Two Sussex County heroin deaths have been connected to a fentanyl additive, according to a report from the Office of the Chief Medical Examiner.
To date, toxicology reports confirm the Sussex deaths were part of six statewide in which heroin was laced with fentanyl and used between March 20 and April 5. The state's first fentanyl-laced heroin death was announced May 9.
The Sussex County deaths occurred March 29, and involved a 28-year-old woman and a 46-year-old man, said Jill Fredel, communications director for the Department of Health and Social Services.
Statewide, she said, the deaths included four men and two women, ranging in age from 28 to 58; five were from Delaware, one was from Maryland, Besides Sussex County, she said, the other deaths occurred in New Castle County. During the last outbreak of fentanyl-tainted heroin overdoses in 2006, seven deaths occurred in Delaware.
Fentanyl is a synthetic painkiller that is 50 to 100 times more potent than heroin. Mixed with heroin, it produces a stronger high, according to the Centers for Disease Control and Prevention. Fentanyl-laced heroin has been blamed for dozens of deaths across the United States this year, including 28 confirmed deaths in Philadelphia in March and April. Maryland, Connecticut, Rhode Island and Michigan also have reported fentanyl-related overdose deaths this year.
“This number of deaths in such a short period of time qualifies as an epidemic,” said Dr. Karyl Rattay, director of DHSS’ Division of Public Health. “The Division of Public Health will be educating health care providers and the general public about this crisis.”
In January, the Delaware Information and Analysis Center distributed an alert to all law enforcement agencies warning residents that fentanyl-laced heroin was likely to arrive in the state. Because illicit fentanyl can come in white powder form like heroin, users don’t know the fentanyl is mixed in. The fentanyl-heroin mix can be sold on the street with names like “Thor,” “Black Dahlia,” “New Arrival,” Thera Flu,” “7 of Hearts,” “China White,” “Shine” and “New World” stamped on the bags.

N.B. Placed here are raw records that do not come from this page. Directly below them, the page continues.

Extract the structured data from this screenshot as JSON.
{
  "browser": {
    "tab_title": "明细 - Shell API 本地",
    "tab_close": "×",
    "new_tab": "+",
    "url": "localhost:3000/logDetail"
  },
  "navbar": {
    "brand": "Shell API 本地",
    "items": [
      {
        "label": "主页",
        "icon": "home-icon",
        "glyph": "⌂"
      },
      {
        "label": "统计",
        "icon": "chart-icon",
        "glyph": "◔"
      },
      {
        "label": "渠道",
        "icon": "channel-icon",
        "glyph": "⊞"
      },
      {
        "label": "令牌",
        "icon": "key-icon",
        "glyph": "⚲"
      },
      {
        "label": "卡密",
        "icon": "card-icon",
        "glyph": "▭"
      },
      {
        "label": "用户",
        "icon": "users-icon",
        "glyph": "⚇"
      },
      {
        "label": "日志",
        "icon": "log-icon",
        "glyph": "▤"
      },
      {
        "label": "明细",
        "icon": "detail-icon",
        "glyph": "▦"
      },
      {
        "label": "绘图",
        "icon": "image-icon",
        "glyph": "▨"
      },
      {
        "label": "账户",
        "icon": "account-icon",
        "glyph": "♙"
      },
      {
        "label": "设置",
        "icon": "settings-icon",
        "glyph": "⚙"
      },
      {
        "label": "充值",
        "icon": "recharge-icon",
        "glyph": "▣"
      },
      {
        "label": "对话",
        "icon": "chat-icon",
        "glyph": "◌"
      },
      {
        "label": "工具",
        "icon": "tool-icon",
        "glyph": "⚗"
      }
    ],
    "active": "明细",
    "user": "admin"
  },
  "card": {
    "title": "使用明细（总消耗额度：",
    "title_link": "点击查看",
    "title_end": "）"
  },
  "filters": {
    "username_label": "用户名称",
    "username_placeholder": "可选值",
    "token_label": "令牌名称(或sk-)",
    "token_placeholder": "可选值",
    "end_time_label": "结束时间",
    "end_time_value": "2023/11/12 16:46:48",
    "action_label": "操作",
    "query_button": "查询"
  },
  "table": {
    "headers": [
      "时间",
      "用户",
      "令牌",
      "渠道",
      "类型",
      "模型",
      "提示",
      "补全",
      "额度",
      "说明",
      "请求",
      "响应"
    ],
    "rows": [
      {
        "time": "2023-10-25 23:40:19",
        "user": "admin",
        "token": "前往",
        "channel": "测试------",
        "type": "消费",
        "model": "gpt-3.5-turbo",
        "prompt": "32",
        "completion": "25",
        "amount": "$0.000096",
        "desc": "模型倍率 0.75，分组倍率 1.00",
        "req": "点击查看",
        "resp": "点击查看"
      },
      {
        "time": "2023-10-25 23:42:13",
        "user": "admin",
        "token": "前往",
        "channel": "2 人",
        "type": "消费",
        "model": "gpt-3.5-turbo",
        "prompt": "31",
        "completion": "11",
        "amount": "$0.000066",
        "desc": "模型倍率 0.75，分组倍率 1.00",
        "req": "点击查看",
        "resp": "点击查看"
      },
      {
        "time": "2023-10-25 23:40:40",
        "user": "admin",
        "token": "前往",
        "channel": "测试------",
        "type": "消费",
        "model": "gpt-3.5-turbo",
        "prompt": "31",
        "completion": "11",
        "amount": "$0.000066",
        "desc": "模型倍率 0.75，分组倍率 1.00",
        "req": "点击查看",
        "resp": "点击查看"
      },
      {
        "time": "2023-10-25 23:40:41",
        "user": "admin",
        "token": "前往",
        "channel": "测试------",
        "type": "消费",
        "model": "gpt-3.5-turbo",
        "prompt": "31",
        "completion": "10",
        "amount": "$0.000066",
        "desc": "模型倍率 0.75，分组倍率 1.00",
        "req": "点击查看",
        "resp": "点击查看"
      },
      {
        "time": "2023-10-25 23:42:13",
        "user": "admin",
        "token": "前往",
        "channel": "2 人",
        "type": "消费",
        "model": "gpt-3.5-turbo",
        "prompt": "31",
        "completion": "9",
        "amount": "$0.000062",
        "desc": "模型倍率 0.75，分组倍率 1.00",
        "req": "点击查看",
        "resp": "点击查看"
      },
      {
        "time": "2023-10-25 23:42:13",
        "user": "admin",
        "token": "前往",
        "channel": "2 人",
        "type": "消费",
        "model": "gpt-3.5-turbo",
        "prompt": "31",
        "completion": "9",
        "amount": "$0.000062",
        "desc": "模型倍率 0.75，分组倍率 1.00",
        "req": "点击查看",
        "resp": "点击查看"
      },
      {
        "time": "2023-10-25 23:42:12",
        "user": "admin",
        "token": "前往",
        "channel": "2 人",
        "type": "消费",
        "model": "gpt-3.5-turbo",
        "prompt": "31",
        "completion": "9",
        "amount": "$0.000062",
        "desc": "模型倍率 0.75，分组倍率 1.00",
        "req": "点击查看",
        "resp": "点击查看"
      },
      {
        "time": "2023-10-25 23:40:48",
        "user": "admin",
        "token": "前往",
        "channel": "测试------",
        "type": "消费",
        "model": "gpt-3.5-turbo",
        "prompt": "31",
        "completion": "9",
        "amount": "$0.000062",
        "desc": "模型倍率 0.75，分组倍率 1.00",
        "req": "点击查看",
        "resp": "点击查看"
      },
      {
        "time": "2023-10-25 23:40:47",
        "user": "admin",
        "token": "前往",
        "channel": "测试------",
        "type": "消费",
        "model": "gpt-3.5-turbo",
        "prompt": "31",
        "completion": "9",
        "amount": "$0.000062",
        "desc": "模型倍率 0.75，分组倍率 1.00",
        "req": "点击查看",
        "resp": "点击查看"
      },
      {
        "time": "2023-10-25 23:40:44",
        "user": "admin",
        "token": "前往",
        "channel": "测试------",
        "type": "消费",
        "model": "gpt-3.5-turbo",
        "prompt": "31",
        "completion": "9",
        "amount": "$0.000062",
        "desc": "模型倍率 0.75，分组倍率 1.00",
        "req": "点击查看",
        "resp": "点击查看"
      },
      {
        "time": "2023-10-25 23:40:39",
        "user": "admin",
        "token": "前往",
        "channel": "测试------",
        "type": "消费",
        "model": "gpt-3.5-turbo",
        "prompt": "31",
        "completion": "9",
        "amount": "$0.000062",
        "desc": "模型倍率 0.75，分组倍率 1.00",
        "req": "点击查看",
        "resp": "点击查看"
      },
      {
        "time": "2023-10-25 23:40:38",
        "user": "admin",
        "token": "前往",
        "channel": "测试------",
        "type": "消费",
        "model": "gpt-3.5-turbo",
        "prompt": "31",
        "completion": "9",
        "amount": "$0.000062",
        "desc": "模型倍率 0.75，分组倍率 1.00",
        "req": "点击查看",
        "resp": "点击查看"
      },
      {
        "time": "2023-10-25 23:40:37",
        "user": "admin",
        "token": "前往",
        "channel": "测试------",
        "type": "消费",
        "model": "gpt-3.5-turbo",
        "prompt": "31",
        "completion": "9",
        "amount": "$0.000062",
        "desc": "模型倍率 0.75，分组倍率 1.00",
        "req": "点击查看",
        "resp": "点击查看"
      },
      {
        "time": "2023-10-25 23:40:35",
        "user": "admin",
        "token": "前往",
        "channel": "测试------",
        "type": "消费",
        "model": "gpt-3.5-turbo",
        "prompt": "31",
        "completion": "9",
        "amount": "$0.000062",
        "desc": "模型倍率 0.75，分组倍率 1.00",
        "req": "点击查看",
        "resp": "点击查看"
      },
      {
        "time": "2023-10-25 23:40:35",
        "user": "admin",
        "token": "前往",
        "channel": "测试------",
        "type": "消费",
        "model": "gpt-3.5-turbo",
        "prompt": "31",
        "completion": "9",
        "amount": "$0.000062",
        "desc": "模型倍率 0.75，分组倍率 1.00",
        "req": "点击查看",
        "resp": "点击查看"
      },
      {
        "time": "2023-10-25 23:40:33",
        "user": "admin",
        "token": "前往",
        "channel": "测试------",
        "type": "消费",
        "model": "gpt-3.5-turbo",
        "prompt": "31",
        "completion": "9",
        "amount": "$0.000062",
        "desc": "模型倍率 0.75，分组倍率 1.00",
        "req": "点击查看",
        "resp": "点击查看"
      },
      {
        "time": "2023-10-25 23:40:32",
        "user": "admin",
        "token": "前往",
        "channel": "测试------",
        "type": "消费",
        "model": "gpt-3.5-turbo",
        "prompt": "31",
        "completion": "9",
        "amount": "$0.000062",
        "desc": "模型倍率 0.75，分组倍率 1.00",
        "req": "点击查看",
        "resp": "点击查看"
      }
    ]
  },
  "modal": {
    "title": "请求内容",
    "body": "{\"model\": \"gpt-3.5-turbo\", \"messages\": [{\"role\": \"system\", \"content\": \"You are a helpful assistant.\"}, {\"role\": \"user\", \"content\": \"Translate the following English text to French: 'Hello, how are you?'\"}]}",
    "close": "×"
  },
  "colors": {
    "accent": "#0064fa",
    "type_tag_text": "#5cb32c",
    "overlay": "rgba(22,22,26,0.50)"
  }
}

“Troopers will continue to combat the scourge of heroin in our state through continued active and aggressive investigations, including joint investigations and criminal intelligence sharing with our partners from all local, regional, and federal law enforcement agencies,” said Sgt. Paul G. Shavack, spokesman for the Delaware State Police.